Hundreds of collectors climb highlands despite ban in yarsagumba collection this seasonIn mid-April, the Covid-19 Crisis Management Committee in Bajhang had decided to impose a ban on the collection of the herb because of the coronavirus pandemic.
Hundreds of yarsagumba collectors have reached the highlands of Bajhang district to collect the caterpillar fungus (Cordyceps sinensis) despite the ban imposed by the government on this year’s collection.
In mid-April, the Covid-19 Crisis Management Committee in the district had decided to impose a ban on the collection of the herb this season in view of the coronavirus pandemic. However, despite the ban, most villagers in Saipal and Surma rural municipalities have left for the highlands to collect the medicinal herb also known as the Himalayan Viagra.

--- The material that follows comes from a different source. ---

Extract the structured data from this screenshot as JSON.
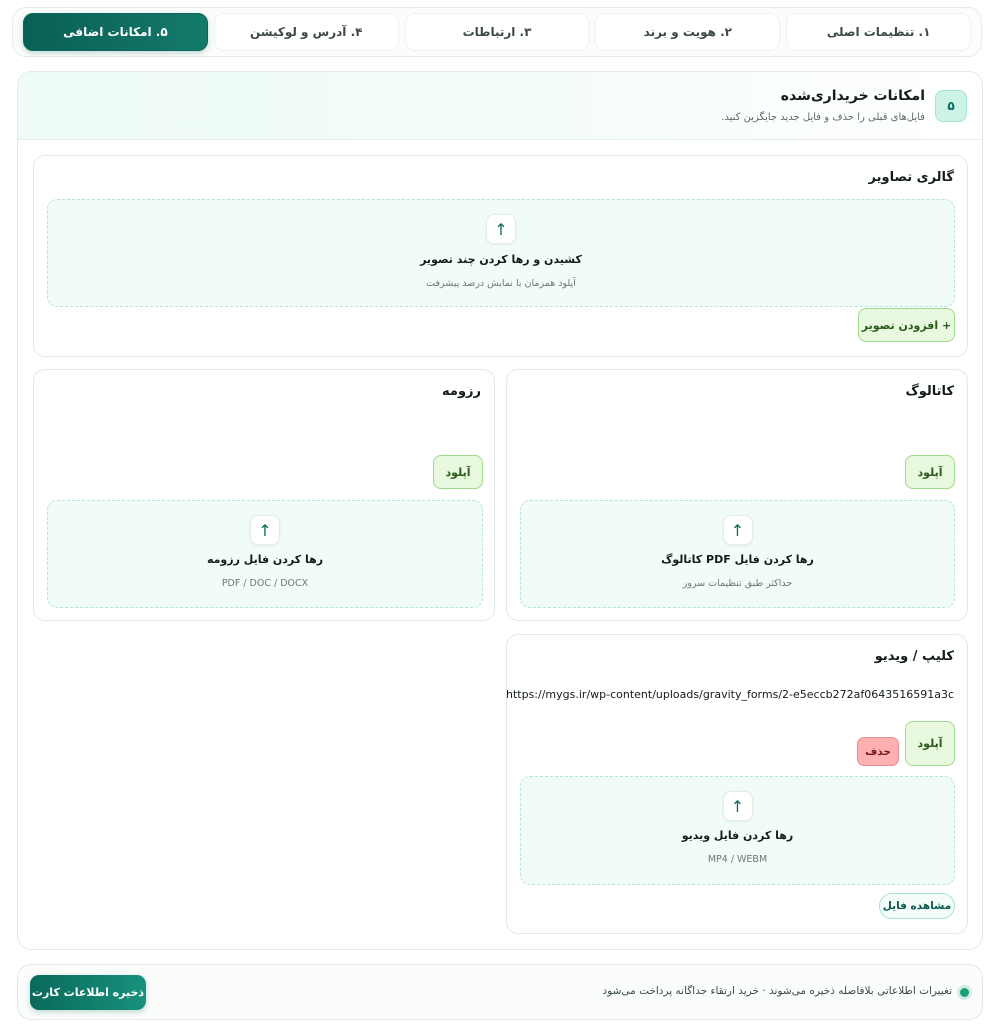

The collectors in Bajhang have started climbing up the highlands since the second week of June. Lakhan Bohara, a resident in Surma, said hundreds of yarsa collectors have reached the highlands of Surma and Saipal rural municipalities in the district to collect the herb.
Yarsagumba is harvested before the monsoon season, between May and June, when tens of thousands of people swarm over the Himalayan foothills in Rukum, Dolpa and Bajhang districts in western Nepal to collect the herb. Yarsagumba is found at elevations between 3,000 and 5,000 metres and is the world’s most expensive medicinal fungus. It can fetch as much as $100 per gram in the Chinese market, making it more expensive than gold, according to reports. The herb is used to cure anaemia, chest and lung infections, tuberculosis, Hepatitis B and kidney and liver diseases.
Yarsagumba is the main source of income for many families in Bajhang. Every year, transactions worth around Rs 400 million take place through the business of yarsagumba in the district.
“The main source of income for the people of Surma and Saipal rural municipalities is yarsagumba. The people could face a shortage of food and essentials in the coming season if they are unable to collect the herb this year,” said Dan Bahadur Surmeli, chairman of the Bajhang Chamber of Commerce and Industry.
After the district administration imposed a ban on yarsagumba collection, locals of Jayprithvi, Bungal, Chhabis Pathibhera, Surma, Saipal and Masta had raised their voices against the decision.
“We will die of hunger if we don’t collect yarsa this season,” said Ganesh Bohara, a yarsa collector from the district. “We are defying the ban to go pick the herb because if we don’t then we will have nothing to eat next year. We will take the risk of going to prison.”
Puskal Bohara, spokesperson at Surma Rural Municipality, said that the municipal office decided to open the highlands to the public after hundreds of collectors started climbing the high pastures of the Himalayas to collect yarsagumba.
“On Thursday, we decided to open the highlands for herb collection. More than 2,000 collectors had already reached the highlands by then,” Bohara said.
Likewise, Rajendra Dhami, chairman of Saipal Rural Municipality, said, “We had requested the villagers not to climb the highlands to collect yarsagumba this season. But they are adamant. They start out in large numbers and we can’t stop them.”
A few days ago, the Division Forest Office in Bajhang had issued a notice to the Ministry of Industry, Forest, Environment and Tourism in Sudurpaschim Province to inform them of the situation.
“We have asked the ministry to advise us on how to deal with the current situation. The lockdown has been eased but we don’t know whether we should allow collectors to pick yarsa or not. We will wait for the ministry’s suggestion,” said Karna Bahadur Khati, chief at the office.
Chief District Officer of Bajhang Kamalraj Bhandari, however, said that his office will take action against those who defy government decisions.
“We have been requesting the herb collectors who have reached the highlands to return to their villages. If they do not comply, we will take action on the basis of the prevalent legal system of the country,” said Bhandari, adding that he has been discussing with the forest secretary of the provincial government to take the necessary steps.
Meanwhile, in Mugu, Mugamkarmarong Rural Municipality has decided not to open the highlands for yarsagumba collection this season. Tsering Kyi Apne Lama, chairman of the rural municipality said, “The rural municipal office has decided to fine Rs 10,000 to an individual if found picking yarsagumba this season. We hope this move will deter the villagers from going to the highlands and will prevent the spread of the virus in the highlands.”
Raj Bahadur Shahi in Mugu contributed reporting.